Everytown for Gun Safety reports that on average a school shooting occurs every week in America.
It is difficult to wrap one’s mind around such a statistic. A school should be a haven for children, a safe place for parents to have their kids while at work.
When students go to school, all are expected to return home safely.
Only these days, there seems to be no sanctuary from maniacs causing death and misery to innocent people, the most recent example being the tragedy that happened last week at Umpqua Community College in Oregon.
How ironic that since 9/11 no foreign terrorist attack has hit our shores, yet terror has become more prevalent in the form of Americans who plan and execute random shootings on school campuses.
Have lockdowns and bomb threats become part of the culture of going to school for students and teachers?
When I took teacher credential classes at Cal State University, Northridge many years ago, there was never a discussion about what to do during a lockdown because Columbine was still more than a decade from happening.
As if teaching does not have enough challenges, now there is a sense of potential dread that at any given moment, completely unannounced and in the blink of an eye, a teacher and her students may face a deadly threat. Once that notion has been planted, it cannot be redacted from one’s psyche.
The common strategy on dealing with a shooter on campus is to have a lockdown, locking doors, turning off lights, and hiding under desks.
I have had to sweat it out over two real lockdowns that thankfully turned out to be harmless but were still emotionally trying for the two-hour duration as I huddled with 30-some students under tables on the floor with the lights out, some students sobbing.
The main rationale for this procedure is so that when the police arrive on the scene they won’t confuse who the shooter is. Frankly, if I heard shots in the classroom right next to mine, I have no idea how I might react. It seems to me that making a run for it in the opposite direction of the shooting would produce a higher survival rate than cowering on the floor and listening for the shooter to approach. A locked door would hardly deter a determined killer.
While the public and political pundits debate gun control, the local schools boards in our communities should work independently on how to better secure school facilities.
In Glendale, all elementary schools have secured entry doors that require a buzz-in.
Scott Anderle, Assistant Director of Student Support Services for GUSD, said that due to the recent bomb threat evacuation that took place at Hoover High, the district was able to put into use newly installed high definition cameras that aided in the investigation.

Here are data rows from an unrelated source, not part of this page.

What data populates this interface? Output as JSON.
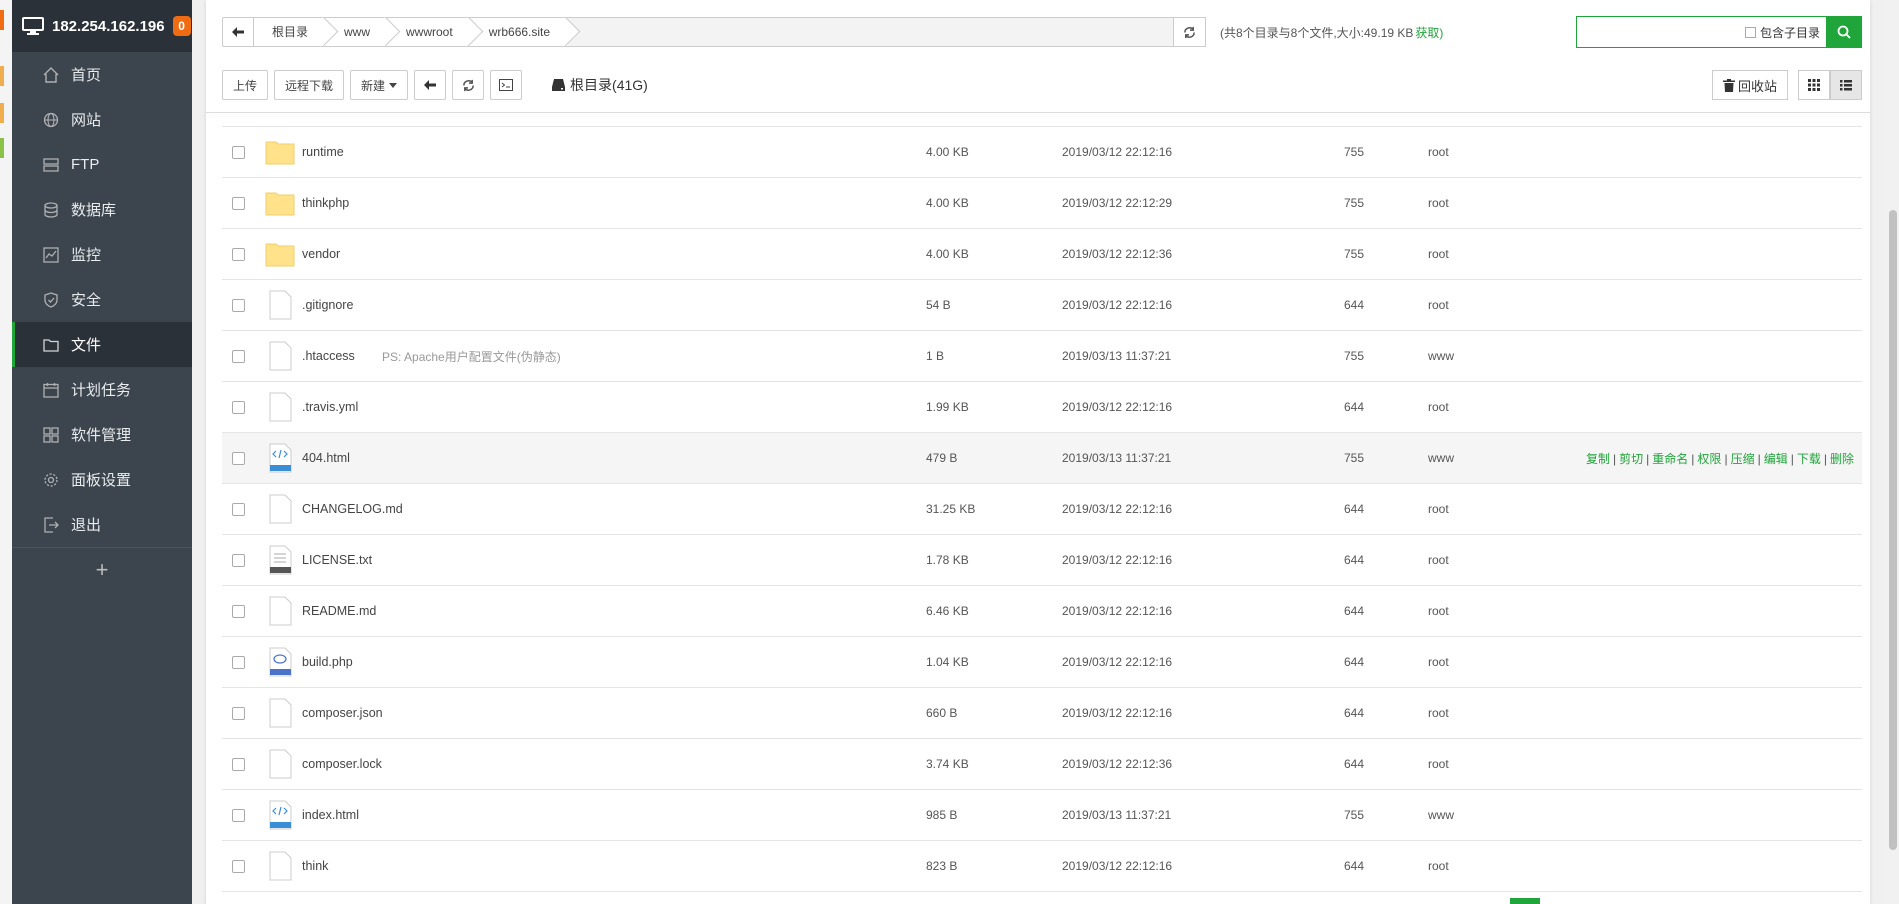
{
  "colors": {
    "accent": "#20a53a",
    "sidebar_bg": "#3c444d",
    "sidebar_head": "#2b3138",
    "badge": "#ef6c12"
  },
  "sidebar": {
    "ip": "182.254.162.196",
    "badge": "0",
    "items": [
      {
        "label": "首页",
        "icon": "home-icon"
      },
      {
        "label": "网站",
        "icon": "globe-icon"
      },
      {
        "label": "FTP",
        "icon": "ftp-icon"
      },
      {
        "label": "数据库",
        "icon": "database-icon"
      },
      {
        "label": "监控",
        "icon": "monitor-icon"
      },
      {
        "label": "安全",
        "icon": "shield-icon"
      },
      {
        "label": "文件",
        "icon": "folder-icon",
        "active": true
      },
      {
        "label": "计划任务",
        "icon": "calendar-icon"
      },
      {
        "label": "软件管理",
        "icon": "apps-icon"
      },
      {
        "label": "面板设置",
        "icon": "gear-icon"
      },
      {
        "label": "退出",
        "icon": "logout-icon"
      }
    ],
    "add_label": "+"
  },
  "path": {
    "crumbs": [
      "根目录",
      "www",
      "wwwroot",
      "wrb666.site"
    ],
    "summary": "(共8个目录与8个文件,大小:49.19 KB",
    "summary_link": "获取)"
  },
  "search": {
    "include_sub_label": "包含子目录",
    "value": ""
  },
  "toolbar": {
    "upload": "上传",
    "remote_download": "远程下载",
    "new": "新建",
    "disk": "根目录(41G)",
    "recycle": "回收站"
  },
  "files": [
    {
      "name": "runtime",
      "type": "folder",
      "size": "4.00 KB",
      "time": "2019/03/12 22:12:16",
      "perm": "755",
      "owner": "root"
    },
    {
      "name": "thinkphp",
      "type": "folder",
      "size": "4.00 KB",
      "time": "2019/03/12 22:12:29",
      "perm": "755",
      "owner": "root"
    },
    {
      "name": "vendor",
      "type": "folder",
      "size": "4.00 KB",
      "time": "2019/03/12 22:12:36",
      "perm": "755",
      "owner": "root"
    },
    {
      "name": ".gitignore",
      "type": "file",
      "size": "54 B",
      "time": "2019/03/12 22:12:16",
      "perm": "644",
      "owner": "root"
    },
    {
      "name": ".htaccess",
      "type": "file",
      "note": "PS: Apache用户配置文件(伪静态)",
      "size": "1 B",
      "time": "2019/03/13 11:37:21",
      "perm": "755",
      "owner": "www"
    },
    {
      "name": ".travis.yml",
      "type": "file",
      "size": "1.99 KB",
      "time": "2019/03/12 22:12:16",
      "perm": "644",
      "owner": "root"
    },
    {
      "name": "404.html",
      "type": "html",
      "size": "479 B",
      "time": "2019/03/13 11:37:21",
      "perm": "755",
      "owner": "www",
      "hover": true
    },
    {
      "name": "CHANGELOG.md",
      "type": "file",
      "size": "31.25 KB",
      "time": "2019/03/12 22:12:16",
      "perm": "644",
      "owner": "root"
    },
    {
      "name": "LICENSE.txt",
      "type": "txt",
      "size": "1.78 KB",
      "time": "2019/03/12 22:12:16",
      "perm": "644",
      "owner": "root"
    },
    {
      "name": "README.md",
      "type": "file",
      "size": "6.46 KB",
      "time": "2019/03/12 22:12:16",
      "perm": "644",
      "owner": "root"
    },
    {
      "name": "build.php",
      "type": "php",
      "size": "1.04 KB",
      "time": "2019/03/12 22:12:16",
      "perm": "644",
      "owner": "root"
    },
    {
      "name": "composer.json",
      "type": "file",
      "size": "660 B",
      "time": "2019/03/12 22:12:16",
      "perm": "644",
      "owner": "root"
    },
    {
      "name": "composer.lock",
      "type": "file",
      "size": "3.74 KB",
      "time": "2019/03/12 22:12:36",
      "perm": "644",
      "owner": "root"
    },
    {
      "name": "index.html",
      "type": "html",
      "size": "985 B",
      "time": "2019/03/13 11:37:21",
      "perm": "755",
      "owner": "www"
    },
    {
      "name": "think",
      "type": "file",
      "size": "823 B",
      "time": "2019/03/12 22:12:16",
      "perm": "644",
      "owner": "root"
    }
  ],
  "row_actions": [
    "复制",
    "剪切",
    "重命名",
    "权限",
    "压缩",
    "编辑",
    "下载",
    "删除"
  ]
}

But even the most sophisticated equipment can’t detect an impending threat. That is where vigilance on the part of everyone is needed.
“We get our best info from students,” Anderle said.

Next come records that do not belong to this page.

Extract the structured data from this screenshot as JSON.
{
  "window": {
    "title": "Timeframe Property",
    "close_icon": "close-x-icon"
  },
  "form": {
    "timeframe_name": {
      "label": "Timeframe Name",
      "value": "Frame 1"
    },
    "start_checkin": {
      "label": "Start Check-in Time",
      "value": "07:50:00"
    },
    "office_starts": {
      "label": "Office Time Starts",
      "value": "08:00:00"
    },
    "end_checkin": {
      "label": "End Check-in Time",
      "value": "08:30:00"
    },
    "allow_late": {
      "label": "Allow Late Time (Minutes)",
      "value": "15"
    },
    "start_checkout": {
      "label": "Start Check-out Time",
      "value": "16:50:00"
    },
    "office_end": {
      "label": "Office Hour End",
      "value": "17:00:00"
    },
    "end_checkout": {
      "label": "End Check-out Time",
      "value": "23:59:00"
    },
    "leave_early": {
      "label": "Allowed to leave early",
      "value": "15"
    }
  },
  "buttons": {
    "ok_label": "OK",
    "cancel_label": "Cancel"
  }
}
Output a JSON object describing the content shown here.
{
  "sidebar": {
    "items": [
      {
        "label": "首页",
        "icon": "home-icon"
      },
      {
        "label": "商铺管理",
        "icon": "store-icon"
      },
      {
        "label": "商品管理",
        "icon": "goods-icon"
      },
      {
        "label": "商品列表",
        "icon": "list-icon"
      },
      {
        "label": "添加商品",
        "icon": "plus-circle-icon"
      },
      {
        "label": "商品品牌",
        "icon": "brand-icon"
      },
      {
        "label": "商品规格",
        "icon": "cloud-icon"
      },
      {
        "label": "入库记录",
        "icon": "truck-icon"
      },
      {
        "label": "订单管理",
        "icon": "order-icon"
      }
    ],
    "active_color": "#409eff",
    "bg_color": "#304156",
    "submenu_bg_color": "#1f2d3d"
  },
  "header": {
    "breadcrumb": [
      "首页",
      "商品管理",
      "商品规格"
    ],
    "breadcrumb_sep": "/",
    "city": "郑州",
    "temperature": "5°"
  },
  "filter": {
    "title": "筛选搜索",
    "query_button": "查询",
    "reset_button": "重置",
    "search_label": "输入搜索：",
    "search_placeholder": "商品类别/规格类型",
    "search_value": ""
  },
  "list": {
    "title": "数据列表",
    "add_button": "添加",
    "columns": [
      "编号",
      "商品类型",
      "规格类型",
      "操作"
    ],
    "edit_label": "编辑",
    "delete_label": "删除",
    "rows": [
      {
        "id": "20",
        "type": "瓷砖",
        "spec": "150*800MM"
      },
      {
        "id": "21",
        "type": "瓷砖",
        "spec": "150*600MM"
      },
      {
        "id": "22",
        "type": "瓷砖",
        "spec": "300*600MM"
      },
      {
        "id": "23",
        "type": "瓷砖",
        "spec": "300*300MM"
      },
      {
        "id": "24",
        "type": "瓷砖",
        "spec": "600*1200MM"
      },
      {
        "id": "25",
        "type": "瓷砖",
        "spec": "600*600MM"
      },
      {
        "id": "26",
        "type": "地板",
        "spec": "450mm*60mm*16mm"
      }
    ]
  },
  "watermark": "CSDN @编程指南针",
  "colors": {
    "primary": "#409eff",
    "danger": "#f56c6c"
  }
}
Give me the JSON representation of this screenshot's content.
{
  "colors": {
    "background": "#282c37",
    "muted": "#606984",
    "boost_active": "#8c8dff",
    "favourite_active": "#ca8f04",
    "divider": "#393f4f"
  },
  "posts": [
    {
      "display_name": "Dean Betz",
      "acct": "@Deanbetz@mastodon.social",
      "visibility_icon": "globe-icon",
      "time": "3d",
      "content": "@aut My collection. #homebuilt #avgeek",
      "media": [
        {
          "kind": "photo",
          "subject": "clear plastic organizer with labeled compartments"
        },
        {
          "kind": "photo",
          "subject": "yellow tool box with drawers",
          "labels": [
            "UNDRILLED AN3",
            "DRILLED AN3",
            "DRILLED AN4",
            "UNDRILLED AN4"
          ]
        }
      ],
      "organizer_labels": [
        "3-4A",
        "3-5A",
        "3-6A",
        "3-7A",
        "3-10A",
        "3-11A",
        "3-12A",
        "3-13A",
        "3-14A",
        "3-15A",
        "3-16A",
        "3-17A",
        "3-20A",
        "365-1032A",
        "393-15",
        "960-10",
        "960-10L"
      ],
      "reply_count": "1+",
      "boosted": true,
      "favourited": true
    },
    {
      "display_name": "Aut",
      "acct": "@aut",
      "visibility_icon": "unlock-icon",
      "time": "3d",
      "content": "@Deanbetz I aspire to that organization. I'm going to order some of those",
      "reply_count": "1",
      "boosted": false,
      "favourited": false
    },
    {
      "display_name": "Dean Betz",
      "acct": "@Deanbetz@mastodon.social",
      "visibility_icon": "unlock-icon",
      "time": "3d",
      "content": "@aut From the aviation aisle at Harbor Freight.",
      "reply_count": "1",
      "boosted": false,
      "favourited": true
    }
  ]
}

The district will be examining modifications to its current lockdown procedures for an active shooter such as allowing the classroom teacher to make the decision whether to stay put or to relocate students to a secured location away from the incident “if it is safe to do so.”
No one wants schools to resemble penitentiaries, but in today’s America, prisons seem safer than schools. When is the last time you read about a mass shooting at a prison?